# YOUR GOAL:
Where the string "JSON" occurs in a line of the entries below, copy that line.

[DATA SECTION]

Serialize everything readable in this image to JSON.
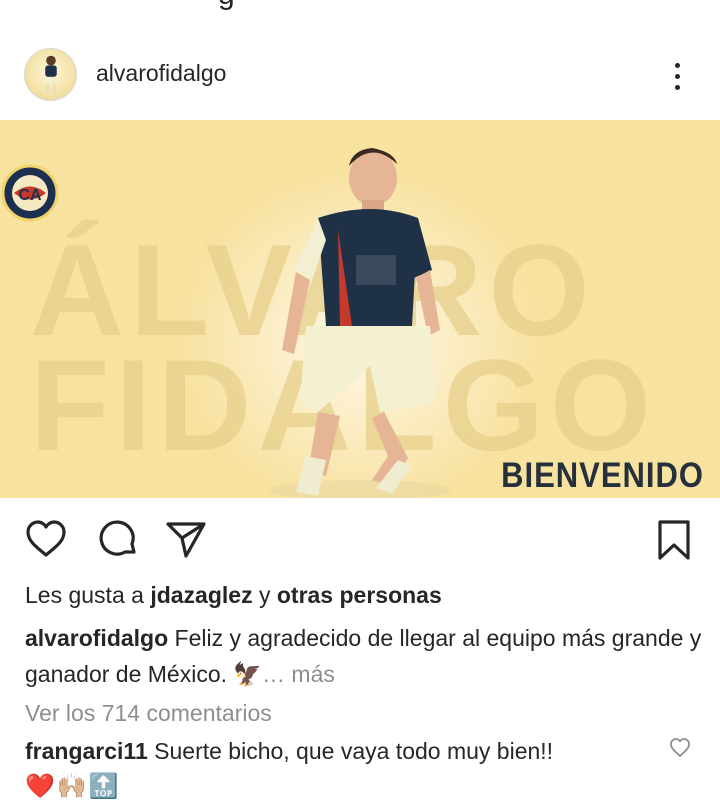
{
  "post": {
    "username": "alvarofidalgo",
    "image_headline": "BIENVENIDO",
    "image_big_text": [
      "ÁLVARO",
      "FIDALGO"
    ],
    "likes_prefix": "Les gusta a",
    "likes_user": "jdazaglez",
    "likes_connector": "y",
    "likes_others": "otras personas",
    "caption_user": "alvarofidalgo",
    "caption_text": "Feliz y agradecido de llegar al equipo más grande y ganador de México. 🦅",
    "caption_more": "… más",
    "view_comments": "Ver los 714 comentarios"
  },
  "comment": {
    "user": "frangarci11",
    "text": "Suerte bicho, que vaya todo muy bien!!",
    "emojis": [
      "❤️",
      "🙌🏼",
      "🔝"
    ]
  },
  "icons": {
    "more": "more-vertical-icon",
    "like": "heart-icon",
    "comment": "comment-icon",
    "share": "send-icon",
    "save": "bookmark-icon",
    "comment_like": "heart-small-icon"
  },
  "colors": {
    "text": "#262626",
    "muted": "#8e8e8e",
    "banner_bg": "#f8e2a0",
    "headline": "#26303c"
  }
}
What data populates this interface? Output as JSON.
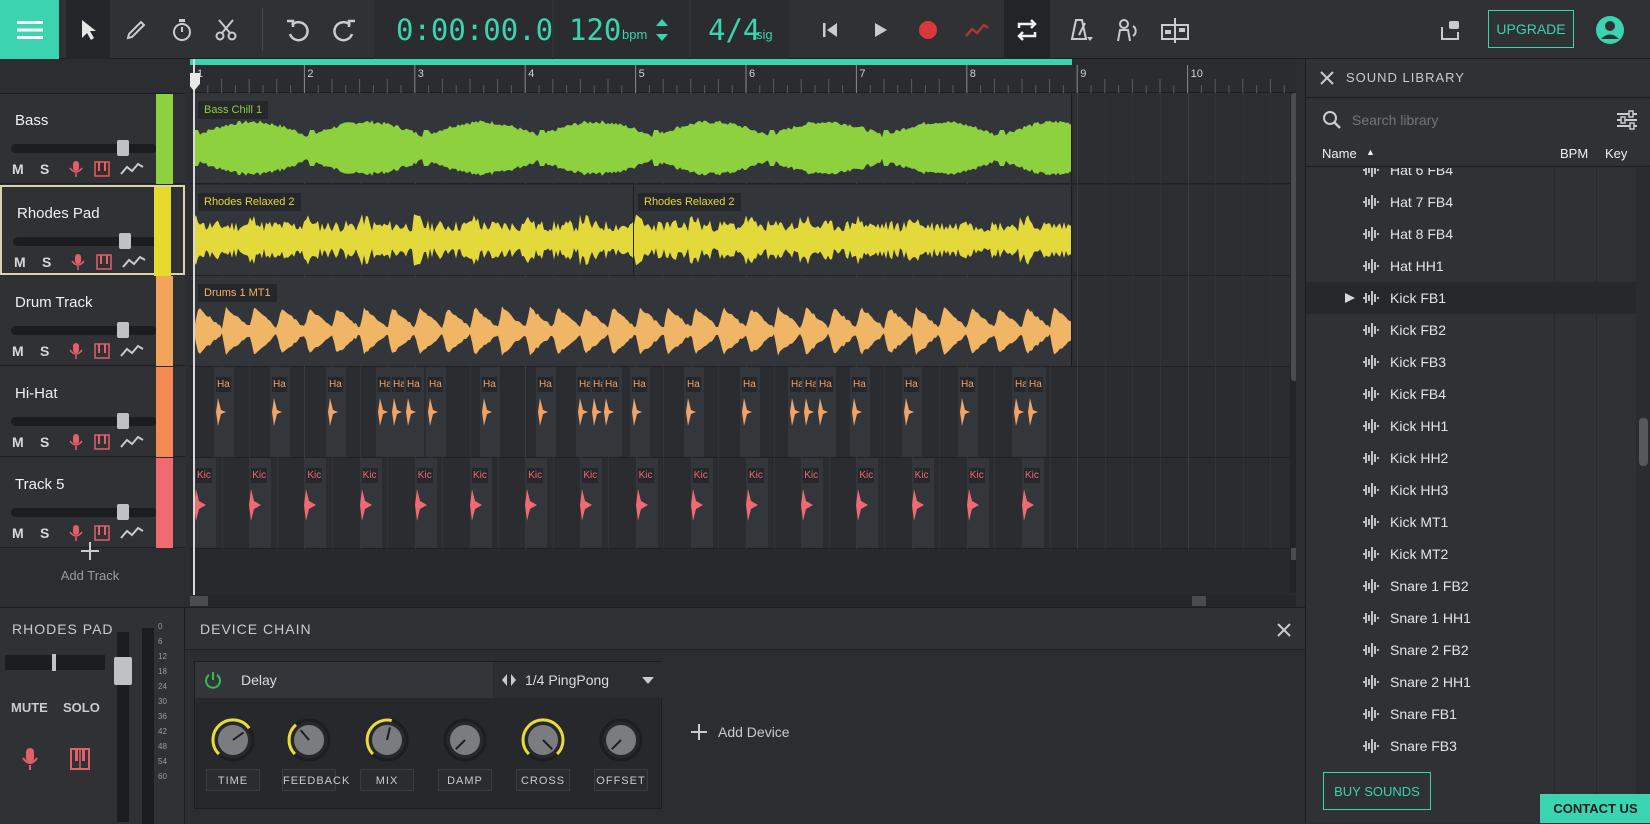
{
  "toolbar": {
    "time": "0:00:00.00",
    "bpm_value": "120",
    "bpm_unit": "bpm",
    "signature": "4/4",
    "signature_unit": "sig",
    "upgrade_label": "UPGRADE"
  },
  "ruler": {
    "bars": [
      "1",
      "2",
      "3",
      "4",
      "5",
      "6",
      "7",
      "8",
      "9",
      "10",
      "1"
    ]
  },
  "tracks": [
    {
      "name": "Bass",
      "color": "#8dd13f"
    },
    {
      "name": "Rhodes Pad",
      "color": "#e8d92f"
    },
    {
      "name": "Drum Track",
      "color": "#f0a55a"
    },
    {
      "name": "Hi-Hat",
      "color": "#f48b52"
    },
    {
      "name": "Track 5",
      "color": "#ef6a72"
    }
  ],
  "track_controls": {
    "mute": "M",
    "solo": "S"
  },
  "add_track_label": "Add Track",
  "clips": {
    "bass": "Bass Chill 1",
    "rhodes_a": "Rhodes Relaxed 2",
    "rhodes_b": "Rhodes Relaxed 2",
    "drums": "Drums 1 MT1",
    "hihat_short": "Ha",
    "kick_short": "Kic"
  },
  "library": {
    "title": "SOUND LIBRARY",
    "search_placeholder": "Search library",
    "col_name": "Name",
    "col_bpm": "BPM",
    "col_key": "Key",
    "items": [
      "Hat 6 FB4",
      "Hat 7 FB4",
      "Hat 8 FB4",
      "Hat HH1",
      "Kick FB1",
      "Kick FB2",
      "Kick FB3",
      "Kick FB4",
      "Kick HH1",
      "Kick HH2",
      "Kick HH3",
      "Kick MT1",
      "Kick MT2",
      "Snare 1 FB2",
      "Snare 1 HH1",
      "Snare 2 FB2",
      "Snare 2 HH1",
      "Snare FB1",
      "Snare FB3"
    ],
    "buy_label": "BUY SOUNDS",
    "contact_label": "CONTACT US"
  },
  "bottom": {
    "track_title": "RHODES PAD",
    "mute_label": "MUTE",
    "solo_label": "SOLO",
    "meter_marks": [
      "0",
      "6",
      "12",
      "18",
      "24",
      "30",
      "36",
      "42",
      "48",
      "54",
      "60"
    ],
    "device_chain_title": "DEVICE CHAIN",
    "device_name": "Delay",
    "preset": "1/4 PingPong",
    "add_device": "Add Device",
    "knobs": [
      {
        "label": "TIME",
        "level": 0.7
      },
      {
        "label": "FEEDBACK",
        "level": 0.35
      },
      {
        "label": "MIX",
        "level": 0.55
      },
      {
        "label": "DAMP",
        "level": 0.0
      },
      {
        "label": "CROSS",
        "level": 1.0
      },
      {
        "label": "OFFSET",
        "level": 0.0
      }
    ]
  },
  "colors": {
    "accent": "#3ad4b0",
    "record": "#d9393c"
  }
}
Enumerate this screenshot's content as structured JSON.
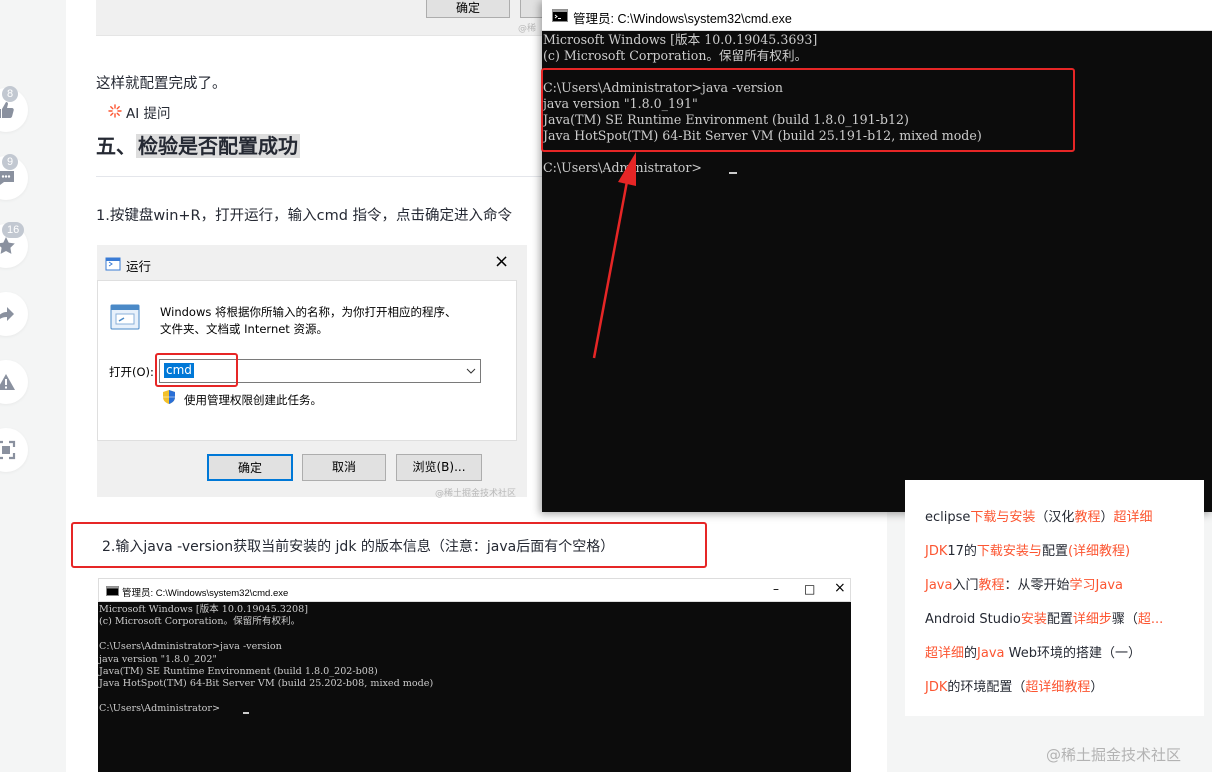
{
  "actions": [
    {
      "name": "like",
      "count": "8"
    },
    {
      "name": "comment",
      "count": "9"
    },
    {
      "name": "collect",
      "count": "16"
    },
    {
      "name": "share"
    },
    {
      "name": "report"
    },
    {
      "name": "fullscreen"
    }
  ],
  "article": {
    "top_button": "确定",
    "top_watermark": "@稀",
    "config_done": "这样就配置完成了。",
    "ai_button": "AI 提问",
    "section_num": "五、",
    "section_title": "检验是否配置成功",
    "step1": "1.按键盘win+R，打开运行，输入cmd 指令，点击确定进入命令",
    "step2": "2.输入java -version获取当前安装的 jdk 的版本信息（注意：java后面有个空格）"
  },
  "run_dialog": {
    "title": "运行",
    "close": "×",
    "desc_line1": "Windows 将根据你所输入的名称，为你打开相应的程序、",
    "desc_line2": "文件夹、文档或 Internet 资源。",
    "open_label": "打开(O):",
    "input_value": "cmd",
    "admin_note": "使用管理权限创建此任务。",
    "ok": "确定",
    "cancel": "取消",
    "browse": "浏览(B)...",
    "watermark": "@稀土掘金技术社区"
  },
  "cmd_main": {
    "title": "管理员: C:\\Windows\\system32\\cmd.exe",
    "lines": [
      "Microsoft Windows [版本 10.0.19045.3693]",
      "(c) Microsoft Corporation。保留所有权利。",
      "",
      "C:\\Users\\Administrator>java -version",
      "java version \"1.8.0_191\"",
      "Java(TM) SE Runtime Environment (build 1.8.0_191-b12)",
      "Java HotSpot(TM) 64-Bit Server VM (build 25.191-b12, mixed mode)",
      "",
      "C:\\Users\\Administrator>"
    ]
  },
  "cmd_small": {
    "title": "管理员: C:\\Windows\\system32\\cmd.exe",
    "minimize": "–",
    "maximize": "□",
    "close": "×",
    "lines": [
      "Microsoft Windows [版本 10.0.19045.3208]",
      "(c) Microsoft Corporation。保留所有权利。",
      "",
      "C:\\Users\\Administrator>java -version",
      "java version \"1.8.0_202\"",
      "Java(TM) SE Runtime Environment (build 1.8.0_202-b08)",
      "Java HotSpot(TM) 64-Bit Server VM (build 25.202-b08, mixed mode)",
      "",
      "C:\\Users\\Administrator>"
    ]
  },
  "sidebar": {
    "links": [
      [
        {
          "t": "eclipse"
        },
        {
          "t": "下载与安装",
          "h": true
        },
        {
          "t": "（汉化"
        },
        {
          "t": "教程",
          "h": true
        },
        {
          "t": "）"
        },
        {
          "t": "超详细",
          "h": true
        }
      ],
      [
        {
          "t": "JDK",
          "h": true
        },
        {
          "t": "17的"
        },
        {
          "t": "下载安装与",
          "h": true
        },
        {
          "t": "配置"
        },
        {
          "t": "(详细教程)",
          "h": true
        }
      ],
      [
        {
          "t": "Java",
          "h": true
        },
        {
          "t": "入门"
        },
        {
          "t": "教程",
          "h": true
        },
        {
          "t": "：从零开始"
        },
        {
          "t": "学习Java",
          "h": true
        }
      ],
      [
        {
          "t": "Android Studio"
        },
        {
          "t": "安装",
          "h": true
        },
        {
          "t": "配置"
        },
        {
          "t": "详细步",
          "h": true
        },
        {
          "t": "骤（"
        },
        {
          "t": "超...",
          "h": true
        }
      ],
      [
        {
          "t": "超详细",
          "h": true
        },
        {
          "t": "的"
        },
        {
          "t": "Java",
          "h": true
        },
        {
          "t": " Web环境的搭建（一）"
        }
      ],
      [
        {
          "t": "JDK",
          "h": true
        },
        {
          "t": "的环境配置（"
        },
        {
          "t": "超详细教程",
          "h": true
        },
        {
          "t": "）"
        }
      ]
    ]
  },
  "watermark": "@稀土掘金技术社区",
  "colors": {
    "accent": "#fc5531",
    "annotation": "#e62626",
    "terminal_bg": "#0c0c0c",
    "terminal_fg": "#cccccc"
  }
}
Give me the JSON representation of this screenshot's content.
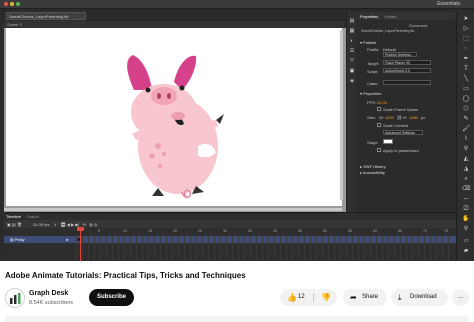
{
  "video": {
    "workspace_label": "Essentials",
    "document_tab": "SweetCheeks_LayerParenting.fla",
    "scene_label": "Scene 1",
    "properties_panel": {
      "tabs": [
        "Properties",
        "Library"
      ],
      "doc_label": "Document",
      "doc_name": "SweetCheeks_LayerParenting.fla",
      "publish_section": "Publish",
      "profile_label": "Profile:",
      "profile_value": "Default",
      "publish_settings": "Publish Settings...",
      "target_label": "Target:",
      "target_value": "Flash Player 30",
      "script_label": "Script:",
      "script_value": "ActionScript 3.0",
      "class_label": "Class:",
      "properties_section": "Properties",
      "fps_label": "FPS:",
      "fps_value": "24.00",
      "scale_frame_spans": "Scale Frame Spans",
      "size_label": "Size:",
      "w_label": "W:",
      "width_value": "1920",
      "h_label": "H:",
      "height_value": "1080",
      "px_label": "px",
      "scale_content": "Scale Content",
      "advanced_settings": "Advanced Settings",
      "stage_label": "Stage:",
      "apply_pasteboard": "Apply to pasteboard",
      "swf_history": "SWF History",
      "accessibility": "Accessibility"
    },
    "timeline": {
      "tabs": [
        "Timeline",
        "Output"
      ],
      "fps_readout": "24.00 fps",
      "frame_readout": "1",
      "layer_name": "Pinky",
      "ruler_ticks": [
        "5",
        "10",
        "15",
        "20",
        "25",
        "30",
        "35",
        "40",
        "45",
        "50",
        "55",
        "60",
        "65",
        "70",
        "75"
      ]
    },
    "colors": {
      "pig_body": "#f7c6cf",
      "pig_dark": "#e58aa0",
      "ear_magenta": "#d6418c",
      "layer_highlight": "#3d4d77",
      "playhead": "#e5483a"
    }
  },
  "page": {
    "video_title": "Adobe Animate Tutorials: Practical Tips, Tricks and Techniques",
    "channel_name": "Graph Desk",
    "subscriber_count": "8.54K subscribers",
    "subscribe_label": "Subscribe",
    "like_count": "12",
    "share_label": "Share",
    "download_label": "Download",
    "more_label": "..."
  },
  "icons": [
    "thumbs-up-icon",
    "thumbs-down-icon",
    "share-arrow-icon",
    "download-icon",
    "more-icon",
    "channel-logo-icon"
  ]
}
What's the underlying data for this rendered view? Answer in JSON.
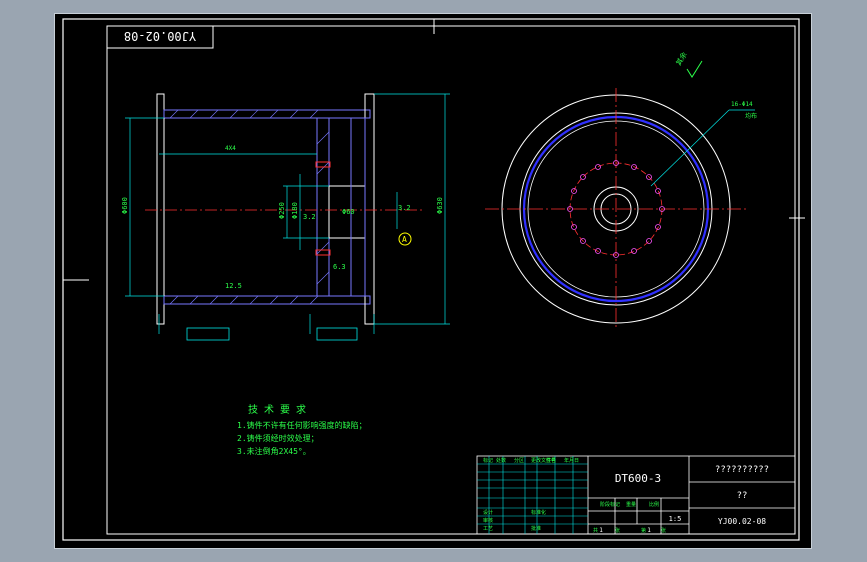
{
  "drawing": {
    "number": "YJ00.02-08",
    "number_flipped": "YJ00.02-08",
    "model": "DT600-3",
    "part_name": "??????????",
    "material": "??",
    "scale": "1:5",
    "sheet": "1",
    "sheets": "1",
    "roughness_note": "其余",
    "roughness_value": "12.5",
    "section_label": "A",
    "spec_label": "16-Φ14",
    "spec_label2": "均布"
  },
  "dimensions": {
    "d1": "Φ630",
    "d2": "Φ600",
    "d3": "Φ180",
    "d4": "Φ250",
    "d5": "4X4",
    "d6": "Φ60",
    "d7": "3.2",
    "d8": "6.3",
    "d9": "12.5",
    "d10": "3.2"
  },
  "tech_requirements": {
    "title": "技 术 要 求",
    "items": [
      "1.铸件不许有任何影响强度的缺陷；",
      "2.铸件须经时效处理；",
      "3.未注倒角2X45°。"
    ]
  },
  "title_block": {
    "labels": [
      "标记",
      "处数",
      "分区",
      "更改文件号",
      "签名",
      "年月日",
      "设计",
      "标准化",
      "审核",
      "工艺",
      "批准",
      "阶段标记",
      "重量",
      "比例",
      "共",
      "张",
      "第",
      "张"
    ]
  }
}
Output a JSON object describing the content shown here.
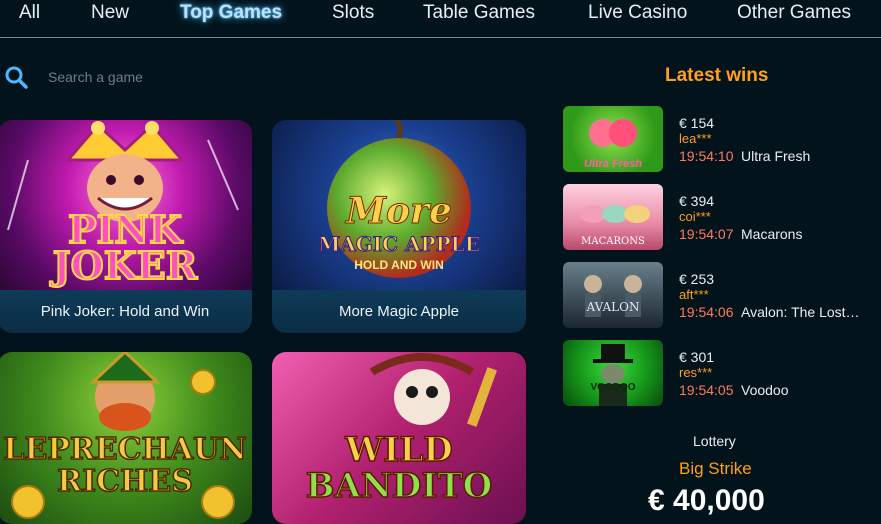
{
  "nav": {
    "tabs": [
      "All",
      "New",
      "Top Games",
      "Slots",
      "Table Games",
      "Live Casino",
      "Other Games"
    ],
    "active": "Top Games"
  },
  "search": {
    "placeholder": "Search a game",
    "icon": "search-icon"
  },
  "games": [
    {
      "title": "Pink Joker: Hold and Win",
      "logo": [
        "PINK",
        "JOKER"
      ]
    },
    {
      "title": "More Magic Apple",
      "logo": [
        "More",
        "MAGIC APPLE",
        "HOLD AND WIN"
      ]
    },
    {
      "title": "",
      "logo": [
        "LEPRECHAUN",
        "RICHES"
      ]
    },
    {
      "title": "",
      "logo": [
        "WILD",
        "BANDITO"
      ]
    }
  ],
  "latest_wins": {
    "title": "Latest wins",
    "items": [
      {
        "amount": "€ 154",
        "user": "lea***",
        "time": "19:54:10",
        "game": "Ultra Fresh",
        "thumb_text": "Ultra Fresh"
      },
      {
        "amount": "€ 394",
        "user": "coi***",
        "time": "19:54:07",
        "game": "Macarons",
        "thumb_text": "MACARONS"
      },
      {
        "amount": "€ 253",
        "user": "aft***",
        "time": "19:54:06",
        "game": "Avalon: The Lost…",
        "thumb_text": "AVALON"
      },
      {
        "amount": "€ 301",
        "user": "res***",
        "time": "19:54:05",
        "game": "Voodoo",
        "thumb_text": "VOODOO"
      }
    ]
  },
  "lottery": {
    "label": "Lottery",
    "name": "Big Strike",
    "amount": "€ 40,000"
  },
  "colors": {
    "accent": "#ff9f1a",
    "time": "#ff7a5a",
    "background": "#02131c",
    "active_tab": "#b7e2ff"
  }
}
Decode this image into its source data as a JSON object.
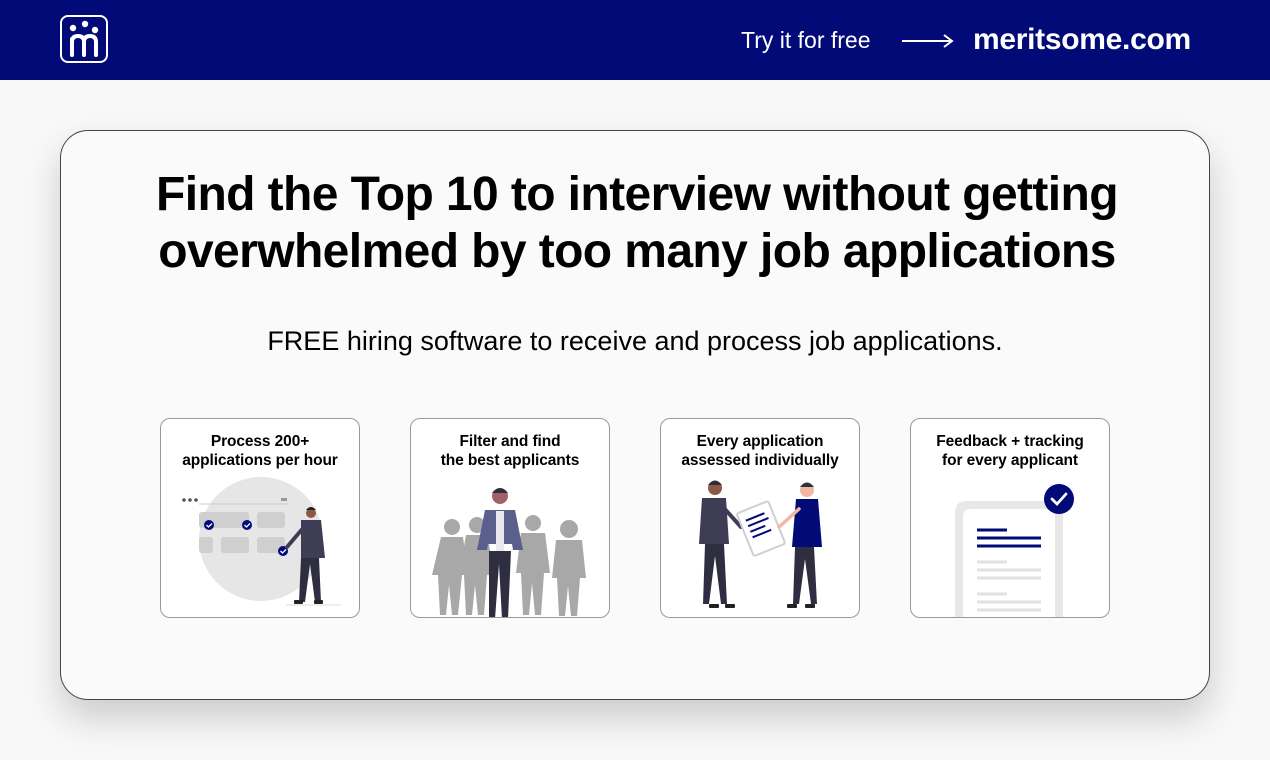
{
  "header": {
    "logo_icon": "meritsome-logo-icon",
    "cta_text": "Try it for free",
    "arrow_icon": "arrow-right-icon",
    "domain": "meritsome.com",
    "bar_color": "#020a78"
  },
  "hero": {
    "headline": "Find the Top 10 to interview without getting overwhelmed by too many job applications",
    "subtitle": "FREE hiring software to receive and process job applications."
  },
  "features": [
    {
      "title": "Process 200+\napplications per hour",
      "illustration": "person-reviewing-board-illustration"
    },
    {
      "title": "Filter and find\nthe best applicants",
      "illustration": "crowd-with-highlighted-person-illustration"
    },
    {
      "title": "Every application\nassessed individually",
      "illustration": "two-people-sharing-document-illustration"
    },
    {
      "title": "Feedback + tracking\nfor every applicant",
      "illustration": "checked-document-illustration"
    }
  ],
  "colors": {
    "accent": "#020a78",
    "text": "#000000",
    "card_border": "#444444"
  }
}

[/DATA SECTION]

# RESULT BELOW:
Serialize everything readable in this image to JSON.
What data populates this interface? Output as JSON.
Enumerate this screenshot's content as structured JSON.
Give me the JSON representation of this screenshot's content.
What's the underlying data for this rendered view? Answer in JSON.
Output a JSON object describing the content shown here.
Decode this image into its source data as a JSON object.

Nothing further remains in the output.